I don’t mean to stare, but the boy is expressing my own feelings. I’m tired of driving, I’m tired of the Wyoming landscape, and I’m just tired. I begin thinking of how many more miles I have to go and I feel like having my own tantrum here in the parking lot, but I’m an adult, so instead, I pull another cigarette from my pack and light up. The woman finally calms the child down and they walk hand-in-hand back to their mini van. The boy is sniffling and looks defeated as he climbs into the vehicle. I hear the woman ask if he wants to watch a movie and his feeble reply of “okay.” She straps him into his car seat and looks my direction. I offer a smile to her and she returns it.

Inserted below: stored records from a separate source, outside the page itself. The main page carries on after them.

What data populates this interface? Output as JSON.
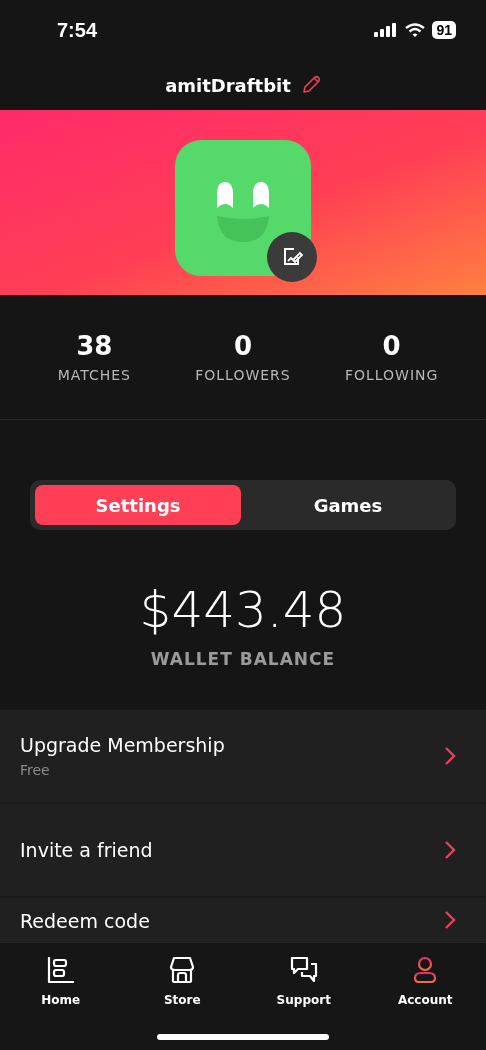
{
  "status_bar": {
    "time": "7:54",
    "battery": "91"
  },
  "header": {
    "username": "amitDraftbit"
  },
  "stats": [
    {
      "value": "38",
      "label": "MATCHES"
    },
    {
      "value": "0",
      "label": "FOLLOWERS"
    },
    {
      "value": "0",
      "label": "FOLLOWING"
    }
  ],
  "segments": [
    {
      "label": "Settings",
      "selected": true
    },
    {
      "label": "Games",
      "selected": false
    }
  ],
  "wallet": {
    "amount": "$443.48",
    "label": "WALLET BALANCE"
  },
  "menu": [
    {
      "title": "Upgrade Membership",
      "subtitle": "Free"
    },
    {
      "title": "Invite a friend"
    },
    {
      "title": "Redeem code"
    }
  ],
  "tab_bar": [
    {
      "label": "Home",
      "selected": false
    },
    {
      "label": "Store",
      "selected": false
    },
    {
      "label": "Support",
      "selected": false
    },
    {
      "label": "Account",
      "selected": true
    }
  ]
}
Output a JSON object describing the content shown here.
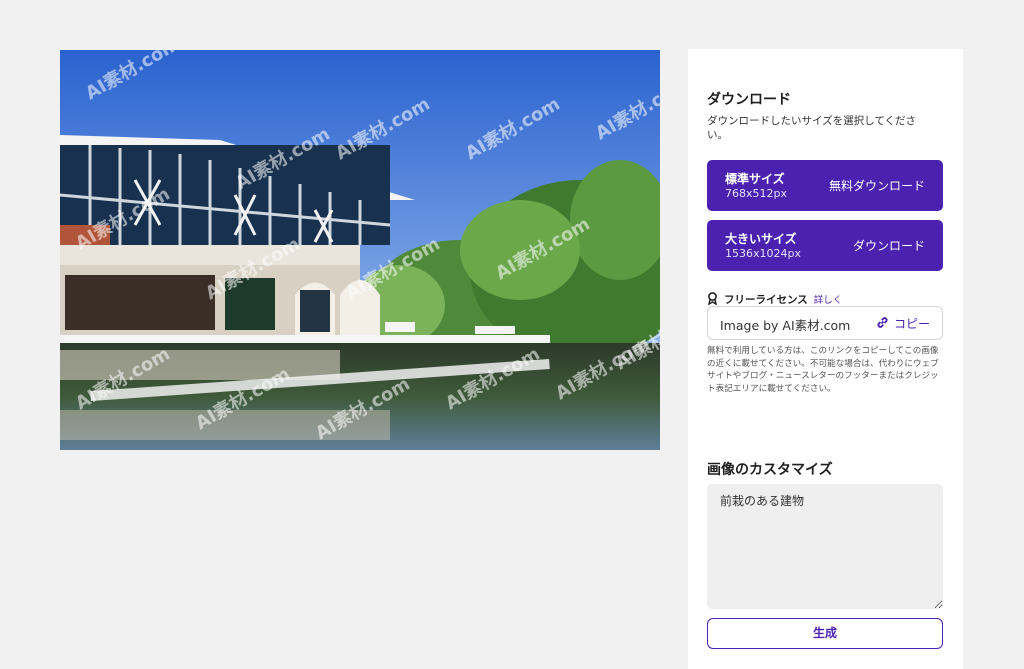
{
  "image": {
    "alt_icon": "photo-icon",
    "watermark_text": "AI素材.com"
  },
  "download": {
    "title": "ダウンロード",
    "description": "ダウンロードしたいサイズを選択してください。",
    "options": [
      {
        "name": "標準サイズ",
        "dimensions": "768x512px",
        "action": "無料ダウンロード"
      },
      {
        "name": "大きいサイズ",
        "dimensions": "1536x1024px",
        "action": "ダウンロード"
      }
    ],
    "accent_color": "#4b21b0"
  },
  "license": {
    "icon": "ribbon-icon",
    "label": "フリーライセンス",
    "detail_link": "詳しく",
    "credit_text": "Image by AI素材.com",
    "copy_icon": "link-icon",
    "copy_label": "コピー",
    "note": "無料で利用している方は、このリンクをコピーしてこの画像の近くに載せてください。不可能な場合は、代わりにウェブサイトやブログ・ニュースレターのフッターまたはクレジット表記エリアに載せてください。"
  },
  "customize": {
    "title": "画像のカスタマイズ",
    "prompt_value": "前栽のある建物",
    "generate_label": "生成"
  }
}
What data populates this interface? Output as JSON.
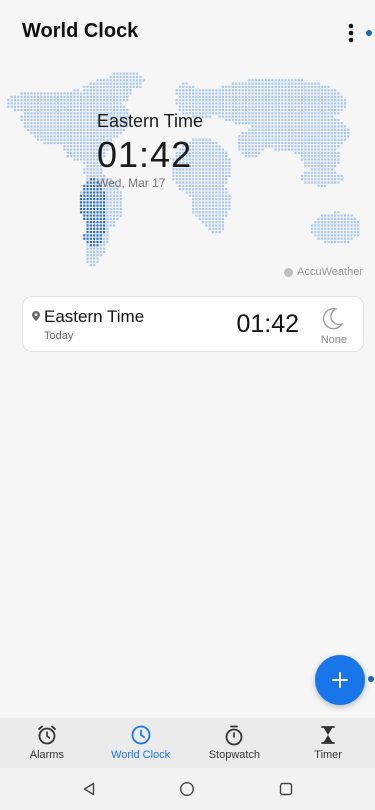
{
  "header": {
    "title": "World Clock",
    "more_icon": "more-vertical-icon"
  },
  "map": {
    "zone_name": "Eastern Time",
    "time": "01:42",
    "date": "Wed, Mar 17",
    "attribution": "AccuWeather"
  },
  "clocks": [
    {
      "city": "Eastern Time",
      "day": "Today",
      "time": "01:42",
      "weather_icon": "moon-icon",
      "weather_text": "None"
    }
  ],
  "fab": {
    "icon": "plus-icon"
  },
  "bottom_nav": {
    "items": [
      {
        "label": "Alarms",
        "icon": "alarm-clock-icon"
      },
      {
        "label": "World Clock",
        "icon": "clock-icon"
      },
      {
        "label": "Stopwatch",
        "icon": "stopwatch-icon"
      },
      {
        "label": "Timer",
        "icon": "hourglass-icon"
      }
    ],
    "active_index": 1
  },
  "system_nav": {
    "back": "back-triangle-icon",
    "home": "home-circle-icon",
    "recents": "recents-square-icon"
  },
  "colors": {
    "accent": "#1976e8",
    "background": "#f6f6f6",
    "map_dots": "#a9c8ec",
    "map_highlight": "#2a6cc9"
  }
}
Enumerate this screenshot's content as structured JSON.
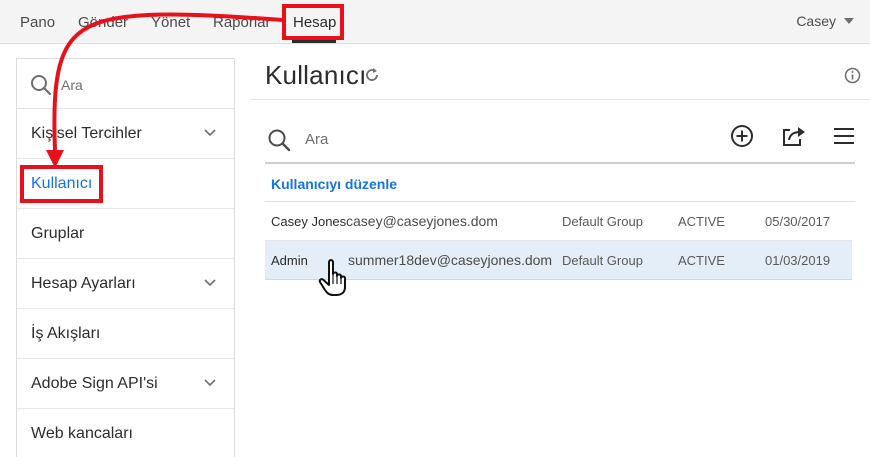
{
  "topnav": {
    "items": [
      "Pano",
      "Gönder",
      "Yönet",
      "Raporlar",
      "Hesap"
    ],
    "active": "Hesap",
    "user": "Casey"
  },
  "sidebar": {
    "search_placeholder": "Ara",
    "items": [
      {
        "label": "Kişisel Tercihler",
        "expandable": true
      },
      {
        "label": "Kullanıcı",
        "active": true
      },
      {
        "label": "Gruplar"
      },
      {
        "label": "Hesap Ayarları",
        "expandable": true
      },
      {
        "label": "İş Akışları"
      },
      {
        "label": "Adobe Sign API'si",
        "expandable": true
      },
      {
        "label": "Web kancaları"
      }
    ]
  },
  "main": {
    "title": "Kullanıcı",
    "search_placeholder": "Ara",
    "edit_link": "Kullanıcıyı düzenle",
    "rows": [
      {
        "name": "Casey Jones",
        "email": "casey@caseyjones.dom",
        "group": "Default Group",
        "status": "ACTIVE",
        "date": "05/30/2017"
      },
      {
        "name": "Admin",
        "email": "summer18dev@caseyjones.dom",
        "group": "Default Group",
        "status": "ACTIVE",
        "date": "01/03/2019",
        "selected": true
      }
    ]
  },
  "colors": {
    "annotation_red": "#e8101b",
    "link_blue": "#1473e6",
    "selected_row": "#e3eef8"
  },
  "icons": [
    "search-icon",
    "chevron-down-icon",
    "refresh-icon",
    "info-icon",
    "add-circle-icon",
    "share-icon",
    "hamburger-menu-icon",
    "pointer-hand-icon"
  ]
}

“Someone is tired of being in the car,” she says to me, and then enters the drivers side door. She starts up the van and pulls out of the parking stall. I look at the license plate as they drive away and notice they’re from Ohio. No wonder the kid freaked out. I don’t know where they’re going, but that’s one hell of a drive so far, and it appears to just be the woman and her son in the car. “That poor thing,” I mutter out loud, but I’m not sure to whom I’m referring, the woman or the kid.

I drop my cigarette to the ground and step on it, mashing the butt into the asphalt. As much as I don’t want to go into the restroom, I make my way there, knowing it’ll be several miles until the next place to pull over. I walk in and brace myself for the humid shit air, and check the first stall for signs of a functioning toilet and stocked paper. I’m in luck and have both.

As I’m sitting, I read the graffiti on the stall walls and see the usual: Bobbie luvs Mike, crude drawings of cocks scratched into the paint, so-and-so was obviously here, etc…and then I see one that catches my attention: “I may be lost, but it’s only for a little while.”

Here I am, sitting on a cold metal toilet in the middle of nowhere Wyoming, the smell of urine and feces assaulting my nostrils, paper towels littering the floor, a giant penis carved a few feet in front of me, and I have a bathroom revelation.

I am lost, but it’s only for a while.

I reach into my pocket for my lighter and with the metal tip, scratch my name and the date into the grey paint, and exit the stall. I walk over to the sink, wash and dry my hands, and say to my reflection in the mirror, “It’s only for a while, Mollie,” and I walk back to my car, get in, and drive.